A glance to the south-west from outside the church will show you the "pritty gentleman-like seate" of Hatley Park, as it was described in the 17th century, the house now somewhat altered by later building and rebuilding. The park around takes up about one-third of the parish acreage.
Turning along the Gamlingay-Croydon road to the east, we pass what were once the stables and piggeries of a 19th century Model Farm, now converted to offices and workshops. St George's Tower, built in Victorian times as a water tower, has only recently acquired this name. Further along are estate cottages of the same period as the farm. The last building in this style, once the New George Inn, bears the date 1850 and the initials of one of the St Quintins.
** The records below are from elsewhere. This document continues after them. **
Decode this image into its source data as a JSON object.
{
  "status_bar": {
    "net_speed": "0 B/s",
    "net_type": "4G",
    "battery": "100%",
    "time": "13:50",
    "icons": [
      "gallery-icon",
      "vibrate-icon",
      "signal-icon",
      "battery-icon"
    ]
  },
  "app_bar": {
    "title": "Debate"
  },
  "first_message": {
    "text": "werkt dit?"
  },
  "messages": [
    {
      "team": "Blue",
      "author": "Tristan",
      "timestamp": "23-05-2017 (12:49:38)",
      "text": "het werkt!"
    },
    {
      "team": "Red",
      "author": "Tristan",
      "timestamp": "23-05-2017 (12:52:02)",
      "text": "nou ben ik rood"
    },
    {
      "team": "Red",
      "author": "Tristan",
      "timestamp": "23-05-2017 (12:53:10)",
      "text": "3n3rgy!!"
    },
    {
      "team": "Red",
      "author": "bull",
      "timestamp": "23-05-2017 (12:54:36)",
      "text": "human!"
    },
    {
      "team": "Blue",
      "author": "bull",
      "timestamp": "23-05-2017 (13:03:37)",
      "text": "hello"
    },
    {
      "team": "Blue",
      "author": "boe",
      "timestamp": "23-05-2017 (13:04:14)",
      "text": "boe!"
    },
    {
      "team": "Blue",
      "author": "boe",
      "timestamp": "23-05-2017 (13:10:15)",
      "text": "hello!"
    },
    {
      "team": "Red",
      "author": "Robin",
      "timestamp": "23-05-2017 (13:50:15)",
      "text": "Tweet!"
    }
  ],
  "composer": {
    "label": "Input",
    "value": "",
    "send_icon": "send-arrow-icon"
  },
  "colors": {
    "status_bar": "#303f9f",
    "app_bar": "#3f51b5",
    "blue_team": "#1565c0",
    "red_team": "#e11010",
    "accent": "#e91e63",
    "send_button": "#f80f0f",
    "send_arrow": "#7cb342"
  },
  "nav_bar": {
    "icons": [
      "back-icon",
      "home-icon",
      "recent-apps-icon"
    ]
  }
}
To our right now is a remnant of the once well-wooded landscape. The "ley" in Hatley means woodland clearing which indicates how the early settlement began here. The Domesday Book gives East Hatley a population of 24, and its peak of 164 was reached in 1861. Hatley St George's inhabitants numbered 100 in 1793. The figure for the combined villages today is about 250. Buff Wood, managed by a Wildlife Trust, takes its name from an 18th century farming tenant.
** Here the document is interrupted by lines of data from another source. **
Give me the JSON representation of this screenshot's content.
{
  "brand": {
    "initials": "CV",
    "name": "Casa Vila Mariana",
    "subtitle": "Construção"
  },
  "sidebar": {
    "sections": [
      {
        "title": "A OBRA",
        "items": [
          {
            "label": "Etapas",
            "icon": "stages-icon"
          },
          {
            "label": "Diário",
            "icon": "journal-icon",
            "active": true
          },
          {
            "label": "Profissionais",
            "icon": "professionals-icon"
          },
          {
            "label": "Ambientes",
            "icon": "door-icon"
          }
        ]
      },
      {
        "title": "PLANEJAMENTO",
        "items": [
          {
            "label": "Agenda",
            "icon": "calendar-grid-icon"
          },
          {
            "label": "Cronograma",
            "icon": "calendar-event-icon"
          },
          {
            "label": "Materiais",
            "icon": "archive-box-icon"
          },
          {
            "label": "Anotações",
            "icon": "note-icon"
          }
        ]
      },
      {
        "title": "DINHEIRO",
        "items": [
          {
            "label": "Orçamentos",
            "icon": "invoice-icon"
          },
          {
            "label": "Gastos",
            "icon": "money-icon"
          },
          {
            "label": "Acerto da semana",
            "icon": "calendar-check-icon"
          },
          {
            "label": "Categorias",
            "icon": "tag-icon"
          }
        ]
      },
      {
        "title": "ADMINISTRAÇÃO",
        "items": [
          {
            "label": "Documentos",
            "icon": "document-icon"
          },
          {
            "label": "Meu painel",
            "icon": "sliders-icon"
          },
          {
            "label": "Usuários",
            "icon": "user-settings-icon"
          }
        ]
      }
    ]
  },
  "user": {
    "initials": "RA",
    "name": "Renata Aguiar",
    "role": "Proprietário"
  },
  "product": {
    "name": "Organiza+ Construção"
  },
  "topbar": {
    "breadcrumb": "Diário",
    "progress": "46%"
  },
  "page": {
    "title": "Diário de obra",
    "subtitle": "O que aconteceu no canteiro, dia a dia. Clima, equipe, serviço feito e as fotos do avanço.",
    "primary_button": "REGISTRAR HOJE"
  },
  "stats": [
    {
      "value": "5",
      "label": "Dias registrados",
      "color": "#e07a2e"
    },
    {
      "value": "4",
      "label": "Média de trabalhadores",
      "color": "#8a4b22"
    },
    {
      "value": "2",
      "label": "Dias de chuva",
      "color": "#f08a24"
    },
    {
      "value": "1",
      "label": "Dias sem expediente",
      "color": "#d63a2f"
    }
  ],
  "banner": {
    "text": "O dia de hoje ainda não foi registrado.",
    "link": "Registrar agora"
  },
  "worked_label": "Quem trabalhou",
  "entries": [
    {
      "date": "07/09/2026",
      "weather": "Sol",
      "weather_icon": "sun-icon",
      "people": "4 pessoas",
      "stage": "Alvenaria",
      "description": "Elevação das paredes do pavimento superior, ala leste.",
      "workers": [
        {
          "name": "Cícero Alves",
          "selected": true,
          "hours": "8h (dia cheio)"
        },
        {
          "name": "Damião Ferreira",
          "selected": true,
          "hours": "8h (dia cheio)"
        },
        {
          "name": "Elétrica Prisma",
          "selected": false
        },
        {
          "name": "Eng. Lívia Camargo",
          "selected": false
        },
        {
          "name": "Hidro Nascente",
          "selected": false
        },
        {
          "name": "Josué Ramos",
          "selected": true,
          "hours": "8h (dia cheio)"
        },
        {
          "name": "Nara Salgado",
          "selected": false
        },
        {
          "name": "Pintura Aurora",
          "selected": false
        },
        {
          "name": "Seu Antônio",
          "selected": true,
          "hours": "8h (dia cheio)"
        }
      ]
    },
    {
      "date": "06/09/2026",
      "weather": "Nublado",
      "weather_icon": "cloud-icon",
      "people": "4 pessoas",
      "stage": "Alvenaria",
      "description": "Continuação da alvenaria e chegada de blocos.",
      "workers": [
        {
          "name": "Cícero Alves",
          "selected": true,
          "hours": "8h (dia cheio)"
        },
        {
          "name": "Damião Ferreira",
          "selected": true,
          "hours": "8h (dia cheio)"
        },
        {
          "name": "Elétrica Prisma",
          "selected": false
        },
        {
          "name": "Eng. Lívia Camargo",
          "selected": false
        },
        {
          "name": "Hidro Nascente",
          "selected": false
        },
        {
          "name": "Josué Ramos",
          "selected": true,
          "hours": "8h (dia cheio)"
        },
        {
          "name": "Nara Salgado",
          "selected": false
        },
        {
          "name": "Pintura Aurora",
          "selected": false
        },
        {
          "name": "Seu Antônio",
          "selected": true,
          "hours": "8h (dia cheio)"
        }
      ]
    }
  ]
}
Open fields appear now on either side of the road until we come to the old school house, erected for the children of the two villages in 1872. The school taught its pupils until 1965 and was then closed because of a decline in numbers.
A footpath on your right will take you across the field directly to what remains of the old parish church of St Denis, East Hatley but you may prefer to continue along the road to the main turning into the house-lined street which comprises most of today's village. Near to the telephone box, notice an oak tree which was planted in 1952 to commemorate the accession to the throne of Queen Elizabeth II. On the corner stood the village smithy, much used when horses provided power for agricultural machinery.
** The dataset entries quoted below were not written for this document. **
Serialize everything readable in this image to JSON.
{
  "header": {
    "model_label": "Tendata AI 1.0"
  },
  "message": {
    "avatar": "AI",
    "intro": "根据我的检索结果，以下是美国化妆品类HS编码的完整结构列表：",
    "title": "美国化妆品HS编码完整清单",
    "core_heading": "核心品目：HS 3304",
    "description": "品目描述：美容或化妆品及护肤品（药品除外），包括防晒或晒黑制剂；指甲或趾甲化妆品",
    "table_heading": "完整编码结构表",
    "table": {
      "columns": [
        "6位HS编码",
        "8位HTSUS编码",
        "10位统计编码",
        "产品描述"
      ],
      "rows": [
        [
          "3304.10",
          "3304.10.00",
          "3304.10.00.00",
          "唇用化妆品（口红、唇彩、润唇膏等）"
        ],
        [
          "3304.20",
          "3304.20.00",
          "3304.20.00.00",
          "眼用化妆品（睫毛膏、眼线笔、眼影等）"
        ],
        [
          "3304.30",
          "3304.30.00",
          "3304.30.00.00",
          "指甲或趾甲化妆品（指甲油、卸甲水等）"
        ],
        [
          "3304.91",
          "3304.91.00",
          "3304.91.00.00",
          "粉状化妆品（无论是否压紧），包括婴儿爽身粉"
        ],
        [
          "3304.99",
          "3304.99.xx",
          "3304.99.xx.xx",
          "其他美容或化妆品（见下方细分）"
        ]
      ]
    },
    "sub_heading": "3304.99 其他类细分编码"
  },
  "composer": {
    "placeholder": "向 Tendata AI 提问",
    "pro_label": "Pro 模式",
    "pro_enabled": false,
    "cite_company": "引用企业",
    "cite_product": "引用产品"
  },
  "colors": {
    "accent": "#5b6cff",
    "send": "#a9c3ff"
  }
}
Among the 20th century in-filling, you can pick out the few 19th century cottages which were once all that East Hatley consisted of. There are no visible remains of the mediæval village apart from the crumbling walls of the church of St Denis which closed 40 or more years ago, while its graveyard is still in use. Next to it is the old farmhouse which took the manor name and perhaps contains a few timbers of the house once occupied by East Hatley's most famous connection, Sir George Downing.
Sir George was given his
by Charles II after he adroitly switched sides after the Civil War. He is mentioned, not to his advantage, in Samuel Pepys' famous diary. He has left a carving of his arms with the date 1653 inside the porch of the church and his name is known nationally, not only because of Downing Street, but because his grandson, the third Sir George, left the family fortune to found Downing College, Cambridge.
It was the College which managed the farming estate of East Hatley from the early 1800s until 1947, when the land was divided up and sold. Before that, in the 1860s, was built the last house of the village street, nicknamed The Palace by locals. This was used by the farming and hunting Bursar on his visits. A flamboyant character, Dr John Perkins was laid to rest in the churchyard in 1901.
Both the churchyard and the field next to The Palace are surrounded by moats. Within the latter stood the parsonage which burned down in 1821. Mysteriously, and surprisingly, there were once 12 or 13 moats in East Hatley.
We now reach another part of Buff Wood, where the remains of another manor house have been identified. Walking round the wood's outer edge will reveal some of the wide arable landscape of Bedfordshire and beyond. We turn eventually up Buff Lane (the old “hundred” boundary) and arrive again at Hatley St George.